Problem details
Using the records below, give the number of lines where the word "Promjena" appears, with no further output.

Web page and app entries
• • • •

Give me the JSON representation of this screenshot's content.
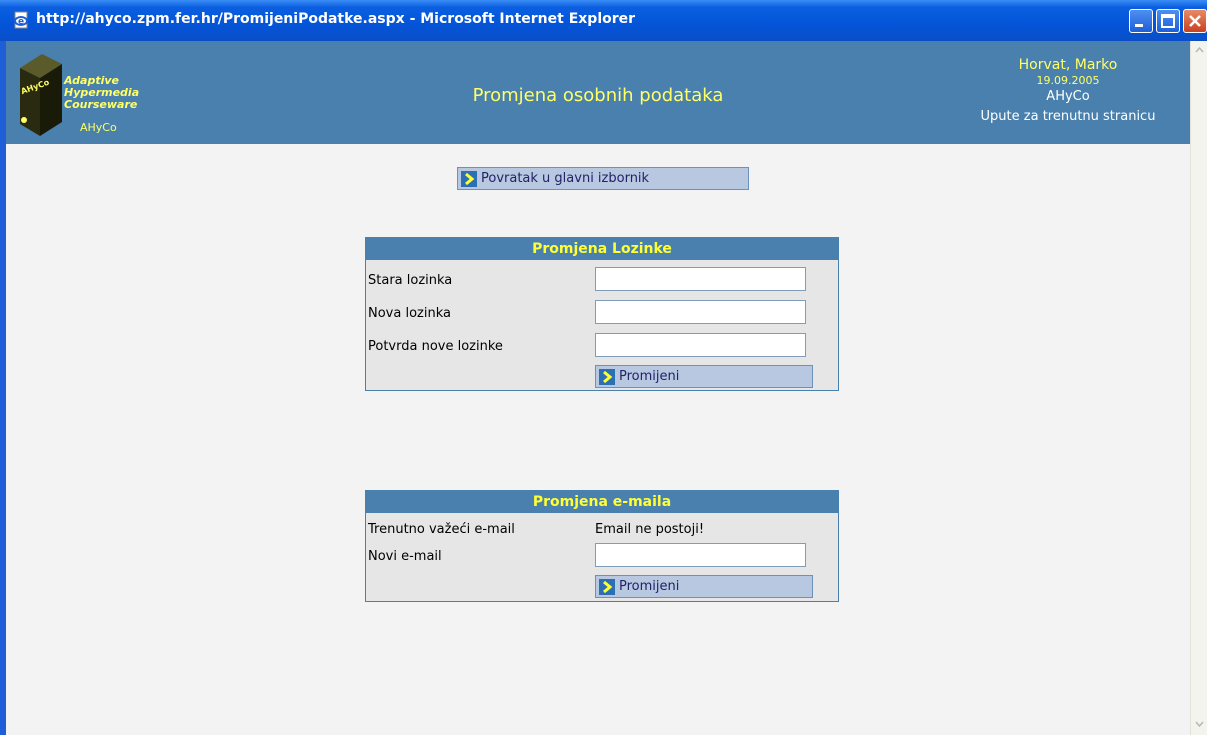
{
  "window": {
    "title": "http://ahyco.zpm.fer.hr/PromijeniPodatke.aspx - Microsoft Internet Explorer"
  },
  "header": {
    "logo_text": "Adaptive Hypermedia Courseware",
    "logo_line1": "Adaptive",
    "logo_line2": "Hypermedia",
    "logo_line3": "Courseware",
    "logo_sub": "AHyCo",
    "logo_book_label": "AHyCo",
    "page_title": "Promjena osobnih podataka",
    "user_name": "Horvat, Marko",
    "date": "19.09.2005",
    "app_name": "AHyCo",
    "help_link": "Upute za trenutnu stranicu"
  },
  "nav": {
    "back_label": "Povratak u glavni izbornik"
  },
  "password_panel": {
    "title": "Promjena Lozinke",
    "old_label": "Stara lozinka",
    "old_value": "",
    "new_label": "Nova lozinka",
    "new_value": "",
    "confirm_label": "Potvrda nove lozinke",
    "confirm_value": "",
    "submit_label": "Promijeni"
  },
  "email_panel": {
    "title": "Promjena e-maila",
    "current_label": "Trenutno važeći e-mail",
    "current_value": "Email ne postoji!",
    "new_label": "Novi e-mail",
    "new_value": "",
    "submit_label": "Promijeni"
  },
  "colors": {
    "header_bg": "#4a80ad",
    "accent_yellow": "#ffff66",
    "panel_bg": "#e6e6e6",
    "page_bg": "#f3f3f3"
  },
  "icons": [
    "ie-page-icon",
    "minimize-icon",
    "maximize-icon",
    "close-icon",
    "chevron-right-icon",
    "scroll-up-icon",
    "scroll-down-icon",
    "book-logo-icon"
  ]
}
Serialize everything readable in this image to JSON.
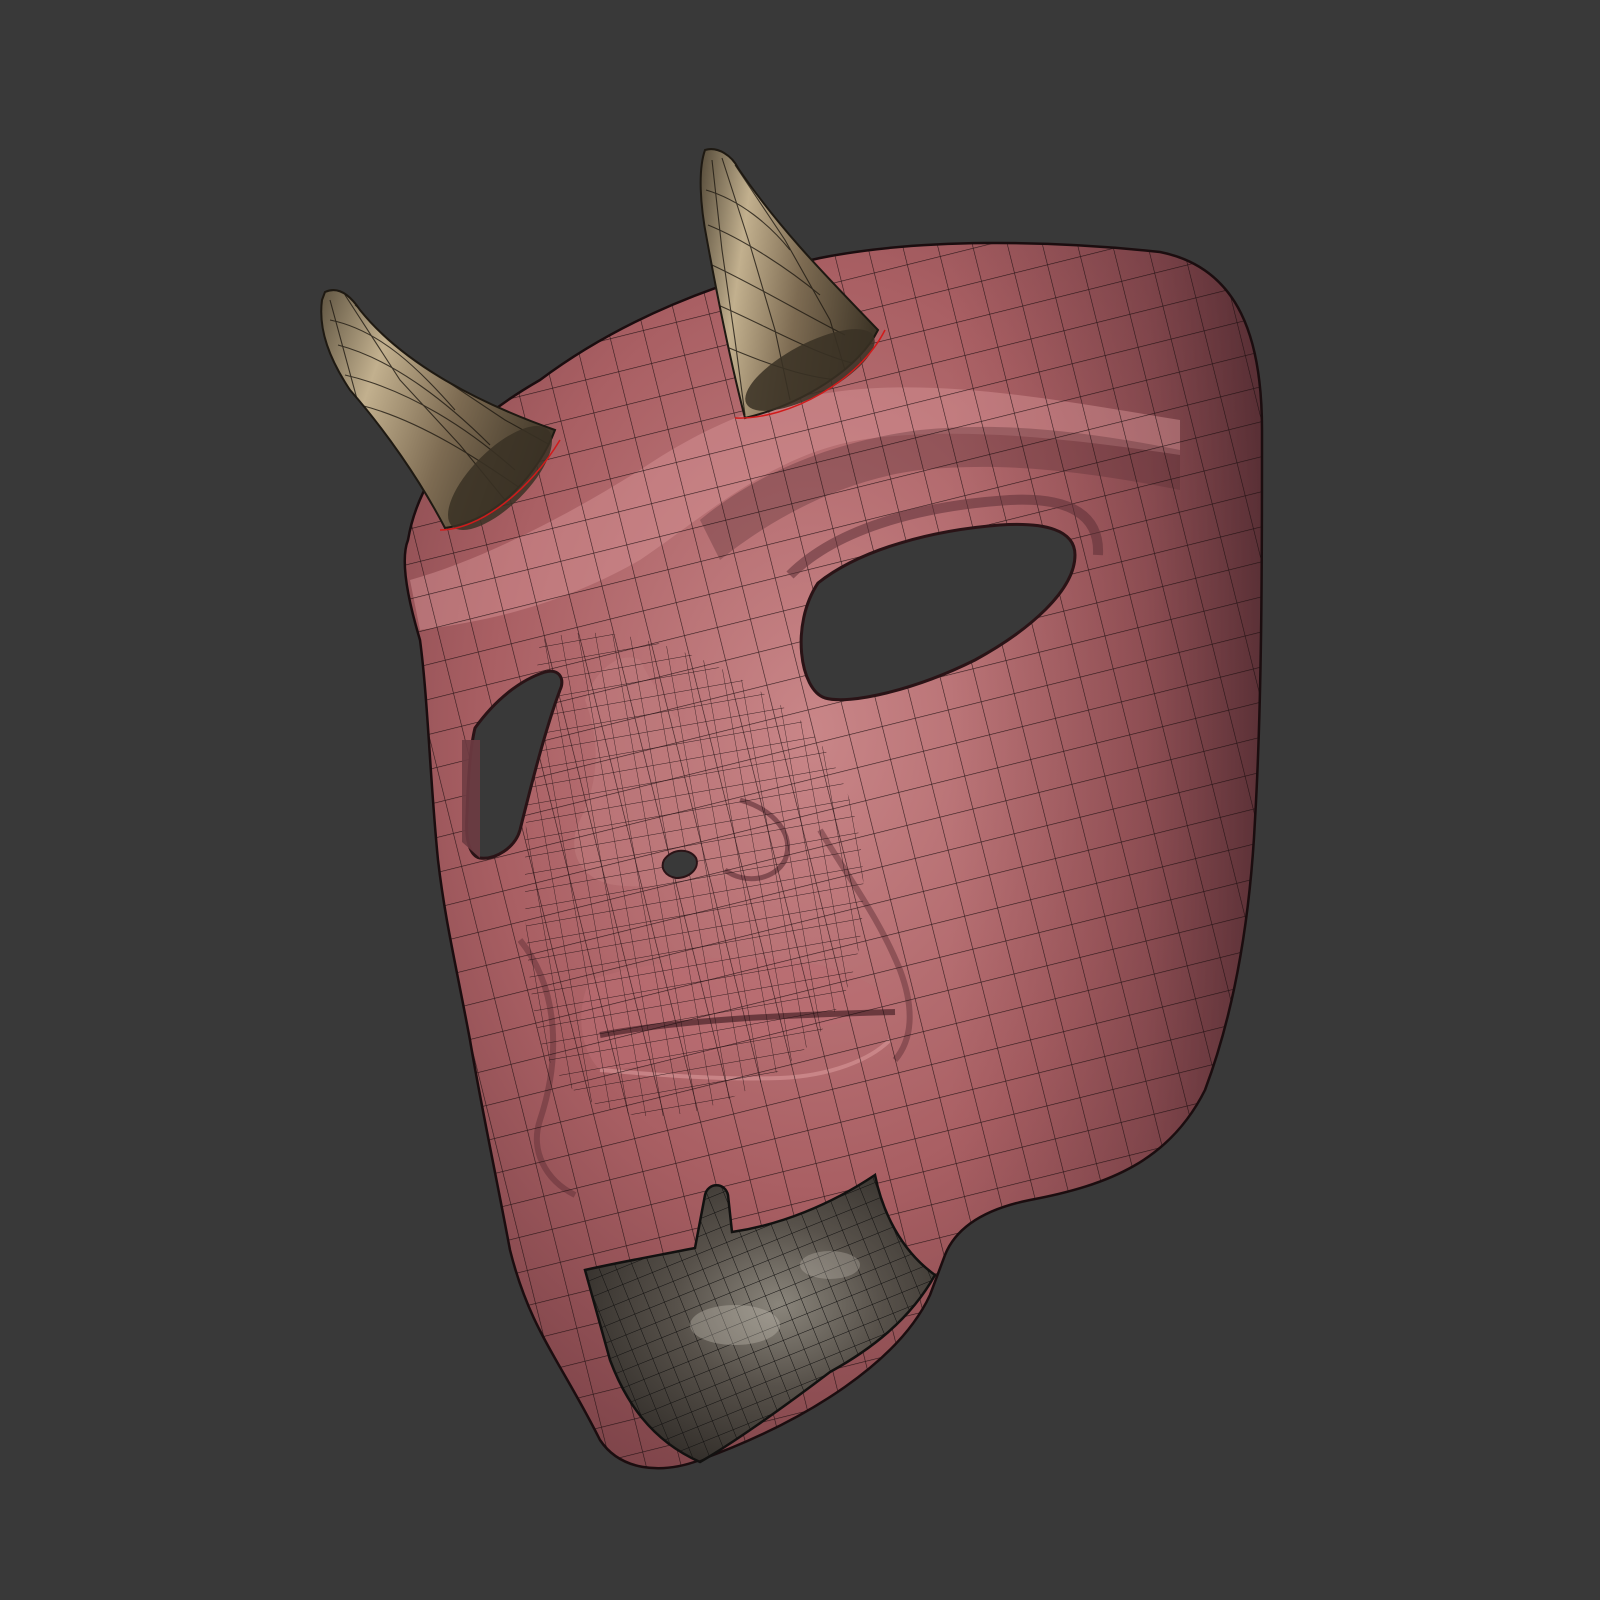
{
  "scene": {
    "subject": "demon-mask-3d-model",
    "render_style": "mesh-wireframe-on-shaded-surface"
  },
  "colors": {
    "background": "#393939",
    "mask_skin": "#a95f63",
    "mask_skin_dark": "#6c393f",
    "mask_skin_light": "#c98688",
    "horn": "#7d6b52",
    "horn_dark": "#3e3527",
    "horn_light": "#c2b08e",
    "chin_guard": "#3f3a33",
    "chin_guard_light": "#8a857b",
    "wire_line": "#1b0d0f",
    "seam_red": "#d11a1a"
  },
  "icons": {
    "horn_left": "horn-icon",
    "horn_right": "horn-icon",
    "eye_hole": "eye-hole-icon",
    "nostril": "nostril-icon",
    "chin_guard": "chin-guard-icon"
  }
}
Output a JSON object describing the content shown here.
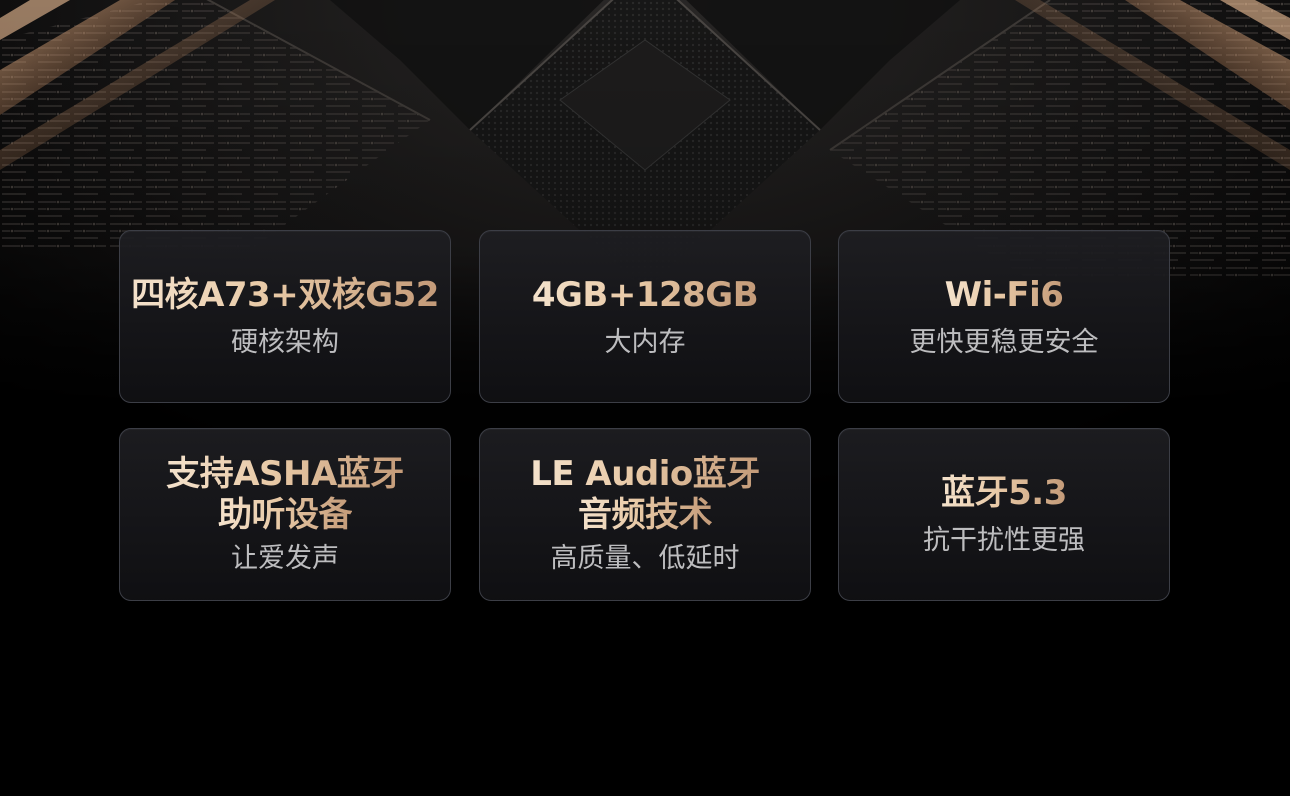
{
  "colors": {
    "background": "#000000",
    "card_border": "#3c3e46",
    "title_gradient_start": "#f4e2cc",
    "title_gradient_end": "#c39a78",
    "subtitle": "#bdbdbf",
    "accent_glow": "#d9905c"
  },
  "cards": [
    {
      "title_lines": [
        "四核A73+双核G52"
      ],
      "subtitle": "硬核架构"
    },
    {
      "title_lines": [
        "4GB+128GB"
      ],
      "subtitle": "大内存"
    },
    {
      "title_lines": [
        "Wi-Fi6"
      ],
      "subtitle": "更快更稳更安全"
    },
    {
      "title_lines": [
        "支持ASHA蓝牙",
        "助听设备"
      ],
      "subtitle": "让爱发声"
    },
    {
      "title_lines": [
        "LE Audio蓝牙",
        "音频技术"
      ],
      "subtitle": "高质量、低延时"
    },
    {
      "title_lines": [
        "蓝牙5.3"
      ],
      "subtitle": "抗干扰性更强"
    }
  ]
}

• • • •

Solution to this task
3